• [Source records]:
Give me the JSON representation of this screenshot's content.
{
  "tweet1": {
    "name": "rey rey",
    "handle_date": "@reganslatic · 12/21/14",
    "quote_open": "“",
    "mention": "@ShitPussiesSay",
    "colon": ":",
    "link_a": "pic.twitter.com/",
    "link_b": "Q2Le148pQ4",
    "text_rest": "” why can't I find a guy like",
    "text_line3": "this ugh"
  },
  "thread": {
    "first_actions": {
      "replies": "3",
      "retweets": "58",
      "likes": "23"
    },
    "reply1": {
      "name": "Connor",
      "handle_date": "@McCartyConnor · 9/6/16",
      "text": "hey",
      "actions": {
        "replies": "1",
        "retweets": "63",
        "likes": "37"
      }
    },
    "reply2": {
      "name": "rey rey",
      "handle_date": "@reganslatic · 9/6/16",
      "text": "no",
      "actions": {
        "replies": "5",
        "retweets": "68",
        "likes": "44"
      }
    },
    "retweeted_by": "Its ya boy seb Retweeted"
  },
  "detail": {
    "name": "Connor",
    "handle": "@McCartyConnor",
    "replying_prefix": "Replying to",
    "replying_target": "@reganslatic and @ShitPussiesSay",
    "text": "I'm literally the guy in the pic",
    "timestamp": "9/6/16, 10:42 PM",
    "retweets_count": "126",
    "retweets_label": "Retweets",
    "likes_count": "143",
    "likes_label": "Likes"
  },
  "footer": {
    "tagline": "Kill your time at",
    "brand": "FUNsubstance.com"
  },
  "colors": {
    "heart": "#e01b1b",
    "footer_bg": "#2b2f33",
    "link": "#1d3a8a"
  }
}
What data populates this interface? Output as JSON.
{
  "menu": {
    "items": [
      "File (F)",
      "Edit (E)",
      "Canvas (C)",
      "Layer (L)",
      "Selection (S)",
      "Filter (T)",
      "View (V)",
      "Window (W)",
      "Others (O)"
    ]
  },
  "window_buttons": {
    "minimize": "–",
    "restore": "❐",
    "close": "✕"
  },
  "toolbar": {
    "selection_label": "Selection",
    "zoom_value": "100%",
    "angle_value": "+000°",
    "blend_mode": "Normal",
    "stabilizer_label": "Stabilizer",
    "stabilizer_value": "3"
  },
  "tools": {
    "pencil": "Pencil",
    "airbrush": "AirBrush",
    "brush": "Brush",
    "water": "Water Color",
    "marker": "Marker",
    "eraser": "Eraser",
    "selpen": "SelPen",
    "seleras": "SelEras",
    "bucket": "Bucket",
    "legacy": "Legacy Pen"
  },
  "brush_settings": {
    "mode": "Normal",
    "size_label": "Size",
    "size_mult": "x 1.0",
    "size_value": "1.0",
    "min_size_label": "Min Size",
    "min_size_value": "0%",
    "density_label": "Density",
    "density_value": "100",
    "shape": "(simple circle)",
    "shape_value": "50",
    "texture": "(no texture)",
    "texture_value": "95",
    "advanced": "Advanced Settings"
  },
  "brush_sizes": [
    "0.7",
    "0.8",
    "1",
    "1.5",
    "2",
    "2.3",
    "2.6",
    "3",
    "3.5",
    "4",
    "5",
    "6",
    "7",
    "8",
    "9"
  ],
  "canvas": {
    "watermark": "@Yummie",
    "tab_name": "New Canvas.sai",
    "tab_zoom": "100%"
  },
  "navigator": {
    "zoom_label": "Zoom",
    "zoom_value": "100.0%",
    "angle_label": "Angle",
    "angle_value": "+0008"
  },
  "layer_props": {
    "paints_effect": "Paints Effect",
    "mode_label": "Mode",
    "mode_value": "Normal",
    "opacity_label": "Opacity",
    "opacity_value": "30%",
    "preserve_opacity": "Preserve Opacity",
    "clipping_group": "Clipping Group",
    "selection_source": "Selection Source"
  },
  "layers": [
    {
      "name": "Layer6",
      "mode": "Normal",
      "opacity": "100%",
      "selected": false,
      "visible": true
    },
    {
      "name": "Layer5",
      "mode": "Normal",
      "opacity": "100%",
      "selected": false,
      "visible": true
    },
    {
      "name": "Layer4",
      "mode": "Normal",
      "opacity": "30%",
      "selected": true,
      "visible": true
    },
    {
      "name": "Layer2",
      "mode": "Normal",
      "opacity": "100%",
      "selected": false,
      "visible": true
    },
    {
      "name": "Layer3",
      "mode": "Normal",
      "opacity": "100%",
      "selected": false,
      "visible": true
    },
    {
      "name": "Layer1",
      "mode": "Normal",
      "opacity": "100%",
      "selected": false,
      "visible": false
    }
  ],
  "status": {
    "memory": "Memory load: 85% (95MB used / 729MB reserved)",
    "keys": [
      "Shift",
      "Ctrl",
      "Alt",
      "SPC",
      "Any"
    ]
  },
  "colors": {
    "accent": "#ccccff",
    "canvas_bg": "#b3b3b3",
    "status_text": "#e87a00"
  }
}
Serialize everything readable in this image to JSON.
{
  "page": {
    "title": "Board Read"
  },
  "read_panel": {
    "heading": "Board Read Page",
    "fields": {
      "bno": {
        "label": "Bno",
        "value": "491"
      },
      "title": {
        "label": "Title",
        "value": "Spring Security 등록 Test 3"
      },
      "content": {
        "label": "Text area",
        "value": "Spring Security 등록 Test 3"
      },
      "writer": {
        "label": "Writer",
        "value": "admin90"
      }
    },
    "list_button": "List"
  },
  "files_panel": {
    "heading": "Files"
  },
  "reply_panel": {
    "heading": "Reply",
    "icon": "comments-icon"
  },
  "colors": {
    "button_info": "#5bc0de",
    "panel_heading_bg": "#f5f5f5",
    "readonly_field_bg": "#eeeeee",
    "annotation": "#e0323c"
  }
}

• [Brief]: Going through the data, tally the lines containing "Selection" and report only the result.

• [Task answer]: 3